In the aftermath of the recent hiking disaster in which at least 41 people were killed when a blizzard and avalanches swept across Nepal’s Annapurna region, the Nepal government has promised to introduce new rules to ensure the safety of trekkers.
This will include improved weather forecasts and delivery of that information to remote trekking areas, plus better monitoring of those that traipse the nation’s popular trekking routes. Trekkers will be required to register at check posts when entering and exiting the region. Foreign trekkers had previously been required to buy permits and register on entering trekking areas, but it was not a requirement to check out.
The Annapurna circuit where the recent tragedy occurred has long been the domain of backpackers, as opposed to climbers, many who complete the three week trek without a guide. This will also change now with Tourism department official Tulasi Guatam saying trekkers will be required to take a registered local guide or porter and rent a GPS tracking unit so authorities can trace them in case of emergency. This would also help control illegal operations in the business.
The issue of being or not being guided was touched upon in more detail in this post for Travel Wire Asia in June 2013, however Intrepid Travel is one tour group that has recently demonstrated the importance of having a guide. They had a group in the vicinity of the Thorung Pass on the Annapurna Circuit and when they saw the approaching hostile weather they were able to warn their guide who diverted the trekking party away from the area. All are safe as a result.
While I have sometimes trekked solo in Nepal (always with a guide on more difficult or unknown terrain), the increased monitoring of trekkers may also help to prevent tragedies such as in the remote Langtang region near the Chinese border where a series of solo female trekkers have been attacked, threatened with rape, gone missing and even found decapitated in recent years.
The recent trekking disaster comes just months after an avalanche on Mount Everest in April that killed 16 guides and forced a shutdown of the world’s highest peak. The April tragedy was the deadliest day on Mount Everest since the much written about events of 10-11 May 1996 when eight climbers died when they were caught in a blizzard.
Reports emerged after the 1996 disaster of congestion due to the number of climbers, delays in securing ropes that caused bottlenecks at the Hillary Step delaying the ascent of many climbers, the competitive nature of teams to summit, and the presence of commercial guides who allowed unqualified climbers to attempt to summit.
The willingness of the Nepalese government to extend expensive permits to so many teams was also touched on in a book by Jamling Norgay, the son of the sherpa Tenzing Norgay who summited Everest with Sir Edmund Hillary in 1953. Jamling was climbing leader of the 1996 Everest IMAX expedition when the tragedy struck.

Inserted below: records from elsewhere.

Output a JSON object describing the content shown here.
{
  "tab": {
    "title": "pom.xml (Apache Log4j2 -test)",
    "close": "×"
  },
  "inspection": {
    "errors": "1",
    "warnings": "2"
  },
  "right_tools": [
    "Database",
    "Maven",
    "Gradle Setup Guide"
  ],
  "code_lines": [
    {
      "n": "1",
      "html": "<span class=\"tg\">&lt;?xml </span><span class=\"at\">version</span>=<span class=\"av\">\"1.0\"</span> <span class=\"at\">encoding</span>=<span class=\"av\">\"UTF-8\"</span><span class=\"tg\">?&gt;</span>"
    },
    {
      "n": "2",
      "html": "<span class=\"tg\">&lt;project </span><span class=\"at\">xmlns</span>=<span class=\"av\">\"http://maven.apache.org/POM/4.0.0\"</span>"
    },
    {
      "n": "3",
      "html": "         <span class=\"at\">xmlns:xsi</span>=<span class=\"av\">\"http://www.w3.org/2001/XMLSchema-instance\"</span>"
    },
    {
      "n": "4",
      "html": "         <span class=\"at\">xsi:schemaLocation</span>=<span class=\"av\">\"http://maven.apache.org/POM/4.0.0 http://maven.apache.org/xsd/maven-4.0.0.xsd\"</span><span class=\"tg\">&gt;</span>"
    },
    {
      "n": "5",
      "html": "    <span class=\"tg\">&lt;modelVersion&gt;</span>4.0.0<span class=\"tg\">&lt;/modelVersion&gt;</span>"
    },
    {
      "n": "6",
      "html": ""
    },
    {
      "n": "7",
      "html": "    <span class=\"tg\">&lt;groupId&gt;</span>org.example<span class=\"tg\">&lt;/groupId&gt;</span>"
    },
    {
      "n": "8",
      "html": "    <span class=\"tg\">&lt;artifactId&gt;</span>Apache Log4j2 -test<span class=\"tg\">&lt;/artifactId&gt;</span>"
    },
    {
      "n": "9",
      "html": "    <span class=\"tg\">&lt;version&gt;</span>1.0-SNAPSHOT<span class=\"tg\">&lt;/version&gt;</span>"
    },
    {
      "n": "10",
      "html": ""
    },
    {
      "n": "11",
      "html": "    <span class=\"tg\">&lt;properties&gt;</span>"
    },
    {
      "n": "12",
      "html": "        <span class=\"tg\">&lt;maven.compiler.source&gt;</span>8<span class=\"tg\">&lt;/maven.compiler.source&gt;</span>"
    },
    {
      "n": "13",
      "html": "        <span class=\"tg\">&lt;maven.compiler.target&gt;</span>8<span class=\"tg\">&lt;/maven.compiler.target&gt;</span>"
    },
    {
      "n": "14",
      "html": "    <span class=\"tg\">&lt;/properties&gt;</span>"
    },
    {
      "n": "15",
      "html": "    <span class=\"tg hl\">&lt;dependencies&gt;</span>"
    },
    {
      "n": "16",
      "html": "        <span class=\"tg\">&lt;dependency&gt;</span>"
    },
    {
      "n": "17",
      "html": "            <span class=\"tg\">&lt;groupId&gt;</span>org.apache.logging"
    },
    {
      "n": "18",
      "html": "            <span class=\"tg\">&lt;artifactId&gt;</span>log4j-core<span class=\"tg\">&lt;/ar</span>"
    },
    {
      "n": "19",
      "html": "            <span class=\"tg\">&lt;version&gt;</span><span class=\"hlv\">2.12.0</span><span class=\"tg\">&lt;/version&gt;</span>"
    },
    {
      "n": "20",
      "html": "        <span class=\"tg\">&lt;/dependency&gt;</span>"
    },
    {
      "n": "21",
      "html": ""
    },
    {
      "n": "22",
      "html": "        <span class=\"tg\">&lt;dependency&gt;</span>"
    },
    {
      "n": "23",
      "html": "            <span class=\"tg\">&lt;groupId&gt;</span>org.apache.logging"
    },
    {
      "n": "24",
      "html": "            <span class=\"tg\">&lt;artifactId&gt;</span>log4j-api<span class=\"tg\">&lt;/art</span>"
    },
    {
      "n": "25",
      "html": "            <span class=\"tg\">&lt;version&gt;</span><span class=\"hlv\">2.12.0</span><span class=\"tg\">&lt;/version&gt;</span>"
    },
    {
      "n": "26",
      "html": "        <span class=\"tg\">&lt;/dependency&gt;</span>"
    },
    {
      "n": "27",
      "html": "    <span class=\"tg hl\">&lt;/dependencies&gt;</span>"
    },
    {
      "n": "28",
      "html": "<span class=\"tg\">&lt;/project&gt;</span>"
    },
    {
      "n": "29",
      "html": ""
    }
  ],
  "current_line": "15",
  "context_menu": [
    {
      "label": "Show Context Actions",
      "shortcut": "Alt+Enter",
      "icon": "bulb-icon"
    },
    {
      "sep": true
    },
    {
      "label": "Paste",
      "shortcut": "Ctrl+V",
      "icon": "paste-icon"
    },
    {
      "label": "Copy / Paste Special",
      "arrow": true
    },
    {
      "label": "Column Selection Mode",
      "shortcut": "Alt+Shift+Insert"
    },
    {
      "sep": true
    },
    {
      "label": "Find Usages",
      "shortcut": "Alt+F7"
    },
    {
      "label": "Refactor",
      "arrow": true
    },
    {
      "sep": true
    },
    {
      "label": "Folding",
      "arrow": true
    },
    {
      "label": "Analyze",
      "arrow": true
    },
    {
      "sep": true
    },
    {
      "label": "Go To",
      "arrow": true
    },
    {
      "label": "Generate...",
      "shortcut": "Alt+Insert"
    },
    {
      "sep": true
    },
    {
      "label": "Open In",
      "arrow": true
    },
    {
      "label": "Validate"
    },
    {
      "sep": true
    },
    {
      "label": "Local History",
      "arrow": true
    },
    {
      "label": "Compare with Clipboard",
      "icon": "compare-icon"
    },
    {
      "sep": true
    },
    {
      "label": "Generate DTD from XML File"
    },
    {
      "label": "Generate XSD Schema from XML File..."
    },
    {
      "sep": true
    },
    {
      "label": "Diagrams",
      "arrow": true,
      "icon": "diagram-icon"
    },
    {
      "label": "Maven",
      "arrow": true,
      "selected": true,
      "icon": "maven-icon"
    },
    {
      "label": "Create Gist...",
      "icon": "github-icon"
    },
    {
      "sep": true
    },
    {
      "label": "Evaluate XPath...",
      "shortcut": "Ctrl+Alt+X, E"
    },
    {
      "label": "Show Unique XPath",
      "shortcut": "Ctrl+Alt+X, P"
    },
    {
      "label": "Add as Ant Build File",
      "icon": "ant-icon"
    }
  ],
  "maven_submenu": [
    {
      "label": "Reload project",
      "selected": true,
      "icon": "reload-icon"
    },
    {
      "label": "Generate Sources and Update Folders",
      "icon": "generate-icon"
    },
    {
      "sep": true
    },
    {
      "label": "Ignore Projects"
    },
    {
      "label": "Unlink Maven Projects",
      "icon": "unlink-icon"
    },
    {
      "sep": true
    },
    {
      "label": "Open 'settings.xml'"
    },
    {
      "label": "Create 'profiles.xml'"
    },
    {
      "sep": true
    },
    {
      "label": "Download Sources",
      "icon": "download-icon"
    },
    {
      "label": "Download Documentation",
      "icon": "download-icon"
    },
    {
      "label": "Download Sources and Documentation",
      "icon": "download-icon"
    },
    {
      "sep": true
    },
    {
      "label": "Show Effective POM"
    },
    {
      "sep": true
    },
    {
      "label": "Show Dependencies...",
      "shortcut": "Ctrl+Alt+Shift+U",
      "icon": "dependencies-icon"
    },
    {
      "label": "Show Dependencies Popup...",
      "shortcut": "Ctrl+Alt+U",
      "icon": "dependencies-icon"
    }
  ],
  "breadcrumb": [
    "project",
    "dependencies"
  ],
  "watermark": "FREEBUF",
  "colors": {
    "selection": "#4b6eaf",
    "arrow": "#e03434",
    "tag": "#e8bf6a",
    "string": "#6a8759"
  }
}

In his book Touching my father’s soul: A sherpa’s journey to the top of Everest Jamling also noted the disparity in salaries between the local and international guides and the expectations and risks expected of Sherpas, many who are expected to carry heavy loads and establish ropes for clients in the most dangerous sections of the mountain.
The tragedy this year brought many of these issues to a head again with the government promising to do what they could to provide compensation, education and welfare to Sherpa families. However despite concerns of the mounting rubbish on Everest, congestion and unqualified climbers the Nepalese government announced in February 2014 that there would be a cut to the cost of climbing permits from US $ 25,000 to $ 11,000 starting in 2015 to encourage more mountaineers to come to Everest.
While the issues surrounding the climbing of higher peaks are somewhat different to the average Nepal trekking route such as Annapurna, there is clear evidence that changes have to be made before more lives are lost. Let’s hope these recent changes will aid in this end.